not(a and not b)        insert truth values for a and b
not(F and not T)        which simplifies to 
not(F and F)            which simplifies to 
not(T)                  which simplifies to 
F

This is why I think that it should be false on the third row which would disagree with the third row for a → b. I know I must have made a mistake/logical error but at the moment I cannot see it. I am new to studying logic so if anyone could point out what I have done wrong that would be great.

$\endgroup$
3
  • 1
    $\begingroup$ $F \land F$ is $F$, remember the truth table for and, you get $T$ only when your inputs are both $T$ and otherwise false. $\endgroup$
    – James
    Commented Jul 15, 2014 at 15:27
  • $\begingroup$ Thanks James I knew I made a stupid mistake. Cheers for the help. $\endgroup$
    – Mick
    Commented Jul 15, 2014 at 15:29
  • $\begingroup$ In the truth-table for ¬(a and ¬b), third row, you have written (F). Why ? (a and ¬b) in the case F-T is F-F which is F; thus its negation : ¬(a and ¬b) will be T, as expected. $\endgroup$ Commented Jul 15, 2014 at 15:30

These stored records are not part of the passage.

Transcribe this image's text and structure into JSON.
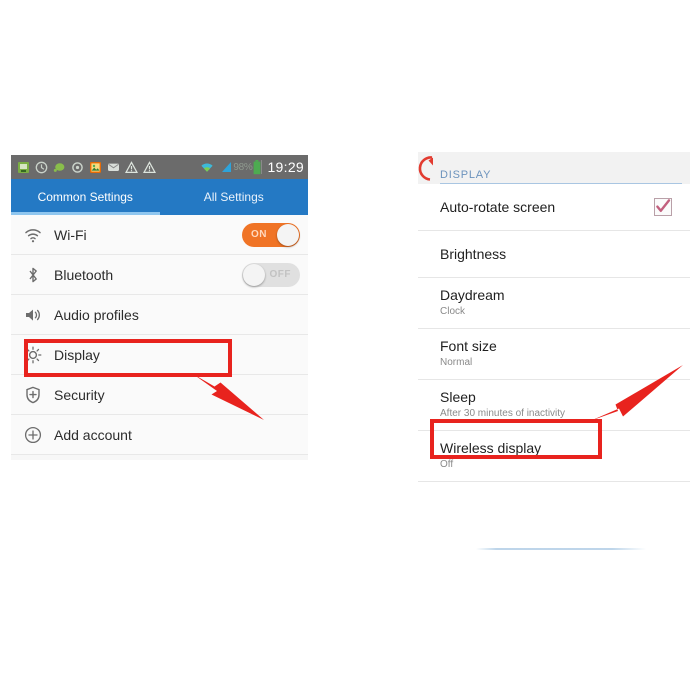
{
  "left_phone": {
    "status_bar": {
      "time": "19:29",
      "battery_percent": "98%",
      "icons": [
        "sd-card-icon",
        "clock-icon",
        "chat-bubble-icon",
        "sync-icon",
        "gallery-icon",
        "sms-icon",
        "warning-icon",
        "warning-icon",
        "wifi-icon",
        "signal-icon"
      ]
    },
    "tabs": [
      {
        "label": "Common Settings",
        "active": true
      },
      {
        "label": "All Settings",
        "active": false
      }
    ],
    "rows": [
      {
        "icon": "wifi-icon",
        "label": "Wi-Fi",
        "toggle": "ON"
      },
      {
        "icon": "bluetooth-icon",
        "label": "Bluetooth",
        "toggle": "OFF"
      },
      {
        "icon": "volume-icon",
        "label": "Audio profiles",
        "toggle": null
      },
      {
        "icon": "brightness-icon",
        "label": "Display",
        "toggle": null
      },
      {
        "icon": "shield-icon",
        "label": "Security",
        "toggle": null
      },
      {
        "icon": "plus-circle-icon",
        "label": "Add account",
        "toggle": null
      }
    ]
  },
  "right_phone": {
    "header": "DISPLAY",
    "rows": [
      {
        "title": "Auto-rotate screen",
        "subtitle": "",
        "checkbox": true
      },
      {
        "title": "Brightness",
        "subtitle": "",
        "checkbox": false
      },
      {
        "title": "Daydream",
        "subtitle": "Clock",
        "checkbox": false
      },
      {
        "title": "Font size",
        "subtitle": "Normal",
        "checkbox": false
      },
      {
        "title": "Sleep",
        "subtitle": "After 30 minutes of inactivity",
        "checkbox": false
      },
      {
        "title": "Wireless display",
        "subtitle": "Off",
        "checkbox": false
      }
    ]
  },
  "annotations": {
    "highlight_color": "#e8231e",
    "arrow_color": "#e8231e",
    "highlighted_items": [
      "Display",
      "Wireless display"
    ],
    "arrows": [
      "arrow-pointing-to-display",
      "arrow-pointing-to-wireless-display"
    ]
  },
  "colors": {
    "tab_bar": "#2479c4",
    "tab_underline": "#8fc6ef",
    "toggle_on": "#f07426",
    "toggle_off": "#e0e0e0",
    "status_bar": "#6b6b6b",
    "section_header_text": "#6c93bd"
  }
}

1 Answer 1

2
$\begingroup$

Let's recall the truth table definition for $\land$ (and):

$T \land T = T$

$T \land F = F$

$F \land T = F$

$F \land F = F$

$A \land \lnot B$ under the assignment $A = F, B= T$ is $$F \land \lnot T = \;F \land F = F$$

That makes $\lnot (A \land \lnot B)$ evaluate to $\lnot (F) = T$.

$\endgroup$

You must log in to answer this question.

Not the answer you're looking for? Browse other questions tagged .